(CNN)You've undoubtedly seen and heard the phrases in commercials since the pandemic began.
"We live in unprecedented times." "In these challenging, difficult times." "Out of an abundance of caution." "We're in this together."
According to one university, that's gone on for long enough.
In its annual review, Lake Superior State University in Sault Ste. Marie, Michigan, released the 2021 edition of the Top 10 words and phrases that are overused to the point of becoming insincere, useless or cliché. For 2020, it's all about Covid-19.
"It should surprise no one that this year's list was dominated by words and terms related to Covid-19," Peter Szatmary, executive director of marketing and communications at LSSU, said in its statement.

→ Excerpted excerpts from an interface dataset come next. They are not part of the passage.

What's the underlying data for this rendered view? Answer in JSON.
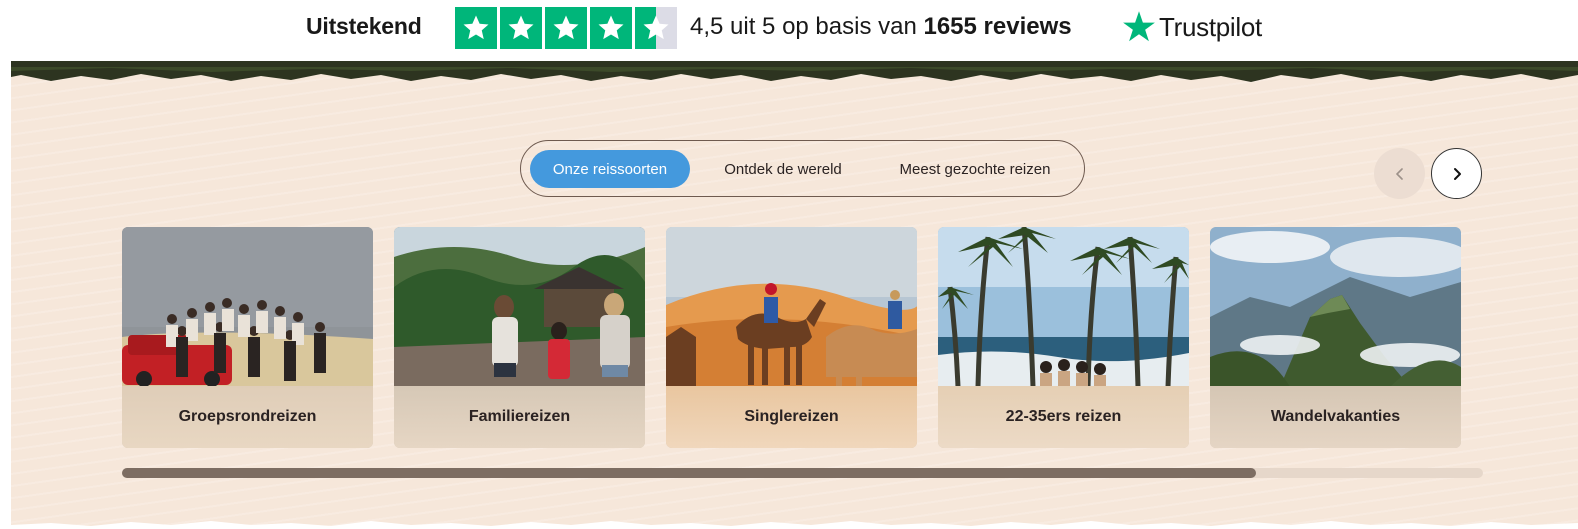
{
  "trustpilot": {
    "rating_word": "Uitstekend",
    "summary_text": "4,5 uit 5 op basis van ",
    "reviews_text": "1655 reviews",
    "logo_word": "Trustpilot",
    "rating_value": 4.5,
    "star_color": "#00b67a"
  },
  "tabs": [
    {
      "label": "Onze reissoorten",
      "active": true
    },
    {
      "label": "Ontdek de wereld",
      "active": false
    },
    {
      "label": "Meest gezochte reizen",
      "active": false
    }
  ],
  "navigation": {
    "prev_icon": "chevron-left-icon",
    "next_icon": "chevron-right-icon"
  },
  "cards": [
    {
      "label": "Groepsrondreizen"
    },
    {
      "label": "Familiereizen"
    },
    {
      "label": "Singlereizen"
    },
    {
      "label": "22-35ers reizen"
    },
    {
      "label": "Wandelvakanties"
    }
  ],
  "scroll": {
    "visible_fraction": 0.833
  },
  "colors": {
    "accent": "#4499dd",
    "section_bg": "#f6e7da",
    "trustpilot_green": "#00b67a"
  }
}
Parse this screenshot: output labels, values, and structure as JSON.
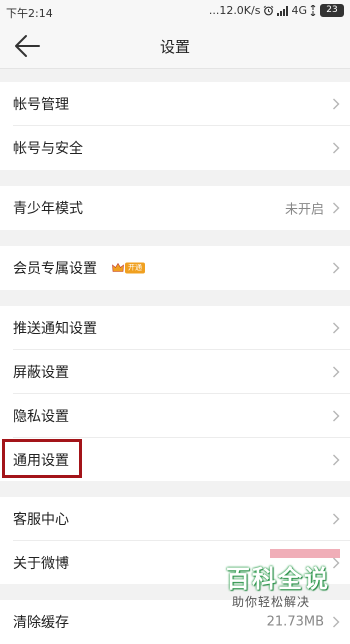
{
  "status_bar": {
    "time": "下午2:14",
    "network_speed": "...12.0K/s",
    "network_type": "4G",
    "battery": "23"
  },
  "header": {
    "title": "设置",
    "back_icon": "arrow-left-icon"
  },
  "settings": {
    "account_management": "帐号管理",
    "account_security": "帐号与安全",
    "youth_mode": "青少年模式",
    "youth_mode_status": "未开启",
    "member_settings": "会员专属设置",
    "member_badge": "开通",
    "push_notifications": "推送通知设置",
    "block_settings": "屏蔽设置",
    "privacy_settings": "隐私设置",
    "general_settings": "通用设置",
    "customer_service": "客服中心",
    "about_weibo": "关于微博",
    "clear_cache": "清除缓存",
    "cache_size": "21.73MB"
  },
  "watermark": {
    "title": "百科全说",
    "subtitle": "助你轻松解决"
  },
  "colors": {
    "highlight_border": "#a31419",
    "watermark_green": "#2e9e4f",
    "badge_orange": "#f0a020"
  }
}
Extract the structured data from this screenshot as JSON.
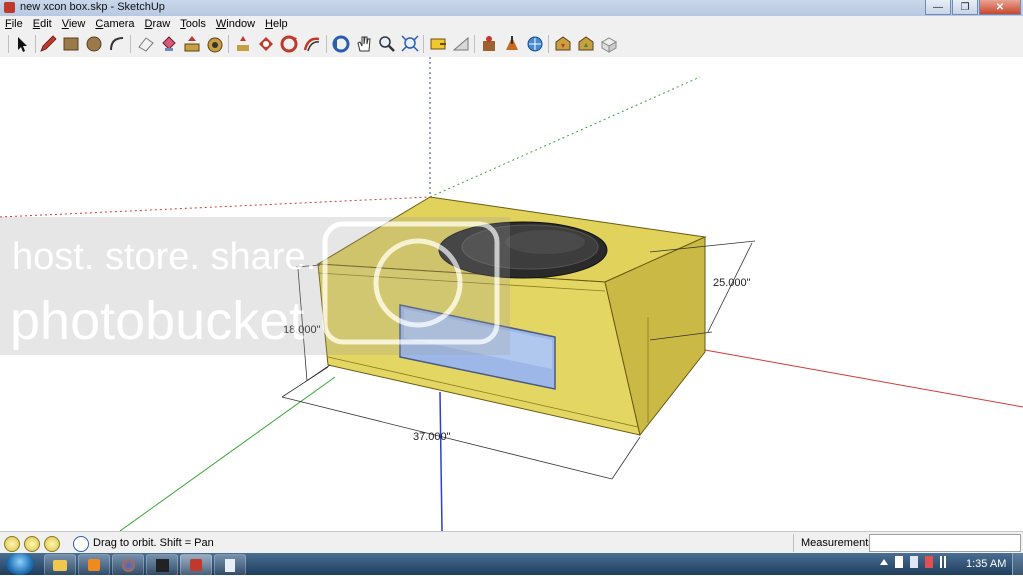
{
  "window": {
    "title": "new xcon box.skp - SketchUp"
  },
  "menu": {
    "items": [
      {
        "underline": "F",
        "rest": "ile"
      },
      {
        "underline": "E",
        "rest": "dit"
      },
      {
        "underline": "V",
        "rest": "iew"
      },
      {
        "underline": "C",
        "rest": "amera"
      },
      {
        "underline": "D",
        "rest": "raw"
      },
      {
        "underline": "T",
        "rest": "ools"
      },
      {
        "underline": "W",
        "rest": "indow"
      },
      {
        "underline": "H",
        "rest": "elp"
      }
    ]
  },
  "toolbar": {
    "tools": [
      "select-icon",
      "pencil-icon",
      "rectangle-icon",
      "circle-icon",
      "arc-icon",
      "eraser-icon",
      "paint-bucket-icon",
      "push-pull-icon",
      "follow-me-icon",
      "move-icon",
      "rotate-icon",
      "scale-icon",
      "offset-icon",
      "orbit-icon",
      "pan-icon",
      "zoom-icon",
      "zoom-extents-icon",
      "tape-measure-icon",
      "protractor-icon",
      "dimension-icon",
      "text-icon",
      "axes-icon",
      "get-models-icon",
      "share-model-icon",
      "components-icon"
    ]
  },
  "model": {
    "dimensions": {
      "depth": "25.000\"",
      "height": "18.000\"",
      "width": "37.000\""
    }
  },
  "watermark": {
    "line1": "host. store. share.",
    "line2": "photobucket"
  },
  "status": {
    "hint": "Drag to orbit.  Shift = Pan",
    "measurements_label": "Measurements",
    "measurements_value": ""
  },
  "taskbar": {
    "clock": "1:35 AM"
  },
  "colors": {
    "box_face": "#e0d25b",
    "box_side": "#cbb946",
    "red_axis": "#d03a3a",
    "green_axis": "#3aa83a",
    "blue_axis": "#2c3fd0"
  }
}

More than 1,450 phrases were nominated from around the world for consideration, LSSU said, and seven of the 10 phrases that the university selected for so-called "banishment" this year are about the coronavirus. They include "Covid-19," "social distancing," "we're all in this together," "pivot," "unprecedented," and any variation of "in an abundance of caution" and "in these uncertain times."
The university has compiled its annual "List of Words Banished from the Queen's English for Mis-Use, Over-Use and General Uselessness" since New Year's Day 1976. The list seeks to "uphold, protect, and support excellence in language" by encouraging the avoidance of words and terms that have been overused to the point of being "ineffective, baffling, or irritating."
"LSSU's Banished Words List has reflected signs of the times since debuting in the mid-1970s, and the zeitgeist this year is: We're all in this together by banishing expressions like 'We're all in this together.' To be sure, Covid-19 is unprecedented in wreaking havoc and destroying lives. But so is the overreliance on 'unprecedented' to frame things, so it has to go, too," Szatmary said.
People named Karen may be glad to hear that the term "Karen" made the list.
As the university states, "What began as an anti-racist critique of the behavior of white women in response to Black and Brown people has become a misogynist umbrella term for critiquing the perceived overemotional behavior of women."
LSSU also called for ending the use of "sus," the shortened form of suspicious that is ubiquitous in the hit video game Among Us. Nominators of the term felt it was too lazy to not spell out entirely and should be limited to online play only.
"In a small way, maybe this list will help 'flatten the curve,' which also was under consideration for banishment," said LSSU President Dr. Rodney S. Hanley. "We trust that your 'new normal' -- another contender among nominations -- for next year won't have to include that anymore."
"I know, right?" rounded out the list. Nominators felt the phrase was nonsensical in asking a question one already knows the answer to and comes off as insecure.
Honestly, we're not sure about that last one. Seems kind of sus.